“We hope that other golf courses will be able to draw from our experience and utilize our methods and results to guide their facilities toward a more sustainable future,” he adds.
The research has certainly benefitted Woodhill Country Club, and vice versa. “We’re excited about the potential and to be a part of it,” says General Manager Paul Gustafson. Woodhill’s Certified Golf Course Superintendent, Rick Fredericksen, agrees. “We owe it to our community. We have the opportunity to make an impact,” he says. “We want to be known as the best neighbor around.”
Course + Grounds
Woodhill Country Club
Annual Course Maintenance Budget: $950,000
Staff: 10 full-time, 15 seasonal, 4 retired
Other Staff Members: Clayton Kreiger, Senior Assistant Superintendent; Ryan Ebeling, Assistant Superintendent; John Martinson, Head Mechanic; Luis Garcia, Juan Reyes, and Abel Reyes, full-time, core staff members
Irrigation System: Toro Site Pro, LTC Controllers, 1,200 heads
Water Source and Usage: Two wells—provide irrigation, water for hockey rinks, and drinking water
Equipment: Toro—purchasing agreement, own
Technology: GPS-mapped, GPS Toro/Frost spray control, TDR moisture-sensing equipment, two weather stations
Maintenance Facility: 10,800-sq. ft maintenance facility; wash pad; cold-storage building for three hockey rinks, luge, and ski trail grooming equipment; cold storage for topdressing and fertilizer; heated chemical storage area
Aerating Schedule: Greens aerification three times a year, with needle tines in season; tees and fairways – 5/8 inch tines, after Labor Day; rough – 3/4-inch tines, October
Upcoming Capital Projects: Ross restoration project—greens are original Ross style and grass, remain as designed; tees—level and straighten, add forward tees, and add blue tees; fairways—recontour, level, and regrass to new variety of bentgrass
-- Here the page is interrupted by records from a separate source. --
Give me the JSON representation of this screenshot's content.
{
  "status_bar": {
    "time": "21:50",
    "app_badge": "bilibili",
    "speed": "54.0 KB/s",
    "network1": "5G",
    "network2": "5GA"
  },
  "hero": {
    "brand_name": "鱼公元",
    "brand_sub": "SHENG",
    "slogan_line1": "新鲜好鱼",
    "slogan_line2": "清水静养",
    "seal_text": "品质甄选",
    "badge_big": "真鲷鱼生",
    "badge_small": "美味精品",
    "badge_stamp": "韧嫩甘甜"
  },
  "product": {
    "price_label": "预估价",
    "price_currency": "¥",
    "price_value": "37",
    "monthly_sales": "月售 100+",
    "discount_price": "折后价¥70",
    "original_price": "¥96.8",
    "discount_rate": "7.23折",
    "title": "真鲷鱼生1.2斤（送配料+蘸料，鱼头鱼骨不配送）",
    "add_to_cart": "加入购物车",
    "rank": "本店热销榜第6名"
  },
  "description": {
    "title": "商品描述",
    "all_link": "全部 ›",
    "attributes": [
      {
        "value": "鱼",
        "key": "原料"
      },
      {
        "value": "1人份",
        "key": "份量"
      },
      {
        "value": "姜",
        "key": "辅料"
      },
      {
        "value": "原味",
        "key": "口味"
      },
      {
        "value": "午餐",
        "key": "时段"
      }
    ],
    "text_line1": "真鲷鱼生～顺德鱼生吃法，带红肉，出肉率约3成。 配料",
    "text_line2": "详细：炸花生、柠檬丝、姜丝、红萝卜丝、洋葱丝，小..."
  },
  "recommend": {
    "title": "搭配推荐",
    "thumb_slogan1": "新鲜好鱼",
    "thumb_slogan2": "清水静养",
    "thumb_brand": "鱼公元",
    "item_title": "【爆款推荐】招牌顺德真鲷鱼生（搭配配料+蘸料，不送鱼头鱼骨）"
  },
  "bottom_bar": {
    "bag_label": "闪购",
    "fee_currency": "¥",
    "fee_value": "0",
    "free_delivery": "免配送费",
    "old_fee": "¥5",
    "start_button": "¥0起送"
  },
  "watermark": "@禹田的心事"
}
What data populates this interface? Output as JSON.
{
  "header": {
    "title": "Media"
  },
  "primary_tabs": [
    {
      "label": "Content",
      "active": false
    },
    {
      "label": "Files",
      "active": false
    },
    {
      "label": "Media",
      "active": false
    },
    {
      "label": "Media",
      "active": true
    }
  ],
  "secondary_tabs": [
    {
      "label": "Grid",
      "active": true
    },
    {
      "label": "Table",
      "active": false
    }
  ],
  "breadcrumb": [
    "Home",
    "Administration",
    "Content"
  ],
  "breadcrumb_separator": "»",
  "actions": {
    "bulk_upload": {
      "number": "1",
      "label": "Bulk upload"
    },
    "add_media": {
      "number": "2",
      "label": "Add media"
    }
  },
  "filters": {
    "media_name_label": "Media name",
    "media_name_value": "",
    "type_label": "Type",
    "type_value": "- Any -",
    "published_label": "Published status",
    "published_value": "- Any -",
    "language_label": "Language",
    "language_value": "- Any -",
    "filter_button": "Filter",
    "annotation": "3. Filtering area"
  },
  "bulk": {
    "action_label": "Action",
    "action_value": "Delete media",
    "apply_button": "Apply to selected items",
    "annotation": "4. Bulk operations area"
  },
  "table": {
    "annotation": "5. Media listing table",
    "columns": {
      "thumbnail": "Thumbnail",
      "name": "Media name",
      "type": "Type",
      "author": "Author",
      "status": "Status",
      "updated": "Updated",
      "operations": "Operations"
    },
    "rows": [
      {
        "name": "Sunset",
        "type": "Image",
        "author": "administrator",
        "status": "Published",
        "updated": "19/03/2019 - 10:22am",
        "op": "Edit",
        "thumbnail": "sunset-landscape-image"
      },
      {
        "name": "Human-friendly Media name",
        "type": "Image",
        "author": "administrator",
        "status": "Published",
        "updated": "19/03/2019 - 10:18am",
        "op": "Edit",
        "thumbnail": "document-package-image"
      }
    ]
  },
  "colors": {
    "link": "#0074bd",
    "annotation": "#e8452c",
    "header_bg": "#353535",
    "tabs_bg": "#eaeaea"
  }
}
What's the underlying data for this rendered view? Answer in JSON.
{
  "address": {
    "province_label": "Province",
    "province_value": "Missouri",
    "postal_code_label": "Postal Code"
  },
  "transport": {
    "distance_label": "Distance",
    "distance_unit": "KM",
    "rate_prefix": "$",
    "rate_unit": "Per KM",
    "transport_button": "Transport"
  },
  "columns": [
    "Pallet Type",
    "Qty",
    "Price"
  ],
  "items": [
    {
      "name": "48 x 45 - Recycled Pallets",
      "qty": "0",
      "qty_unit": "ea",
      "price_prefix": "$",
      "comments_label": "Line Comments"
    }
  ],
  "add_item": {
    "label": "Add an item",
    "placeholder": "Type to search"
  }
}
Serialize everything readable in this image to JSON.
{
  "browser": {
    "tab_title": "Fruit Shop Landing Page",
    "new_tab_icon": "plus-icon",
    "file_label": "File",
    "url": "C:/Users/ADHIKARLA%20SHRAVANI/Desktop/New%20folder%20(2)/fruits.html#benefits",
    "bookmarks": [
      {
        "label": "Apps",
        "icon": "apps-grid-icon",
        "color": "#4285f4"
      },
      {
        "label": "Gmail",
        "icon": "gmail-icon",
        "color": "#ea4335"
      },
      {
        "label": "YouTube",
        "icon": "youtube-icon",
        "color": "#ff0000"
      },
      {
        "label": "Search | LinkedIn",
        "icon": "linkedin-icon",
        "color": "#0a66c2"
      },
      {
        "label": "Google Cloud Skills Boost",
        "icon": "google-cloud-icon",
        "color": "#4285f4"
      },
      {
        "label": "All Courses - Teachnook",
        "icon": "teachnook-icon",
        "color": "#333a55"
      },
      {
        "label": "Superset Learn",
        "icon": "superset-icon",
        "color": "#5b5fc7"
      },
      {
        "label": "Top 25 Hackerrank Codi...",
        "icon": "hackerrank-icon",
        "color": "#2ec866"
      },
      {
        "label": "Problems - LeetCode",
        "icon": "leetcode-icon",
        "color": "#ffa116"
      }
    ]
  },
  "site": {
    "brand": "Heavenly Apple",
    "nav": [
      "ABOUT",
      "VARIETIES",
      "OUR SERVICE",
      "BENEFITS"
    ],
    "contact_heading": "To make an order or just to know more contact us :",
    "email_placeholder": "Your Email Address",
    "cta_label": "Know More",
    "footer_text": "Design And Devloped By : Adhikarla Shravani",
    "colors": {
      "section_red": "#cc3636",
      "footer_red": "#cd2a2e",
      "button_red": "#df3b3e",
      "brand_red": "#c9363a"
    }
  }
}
Duties and Responsibilities: Golf course, 10 Har-Tru clay courts, four Reilly Green Mountain paddle courts, three hockey rinks, one curling rink, luge and cross-country ski trail; water manager for Woodhill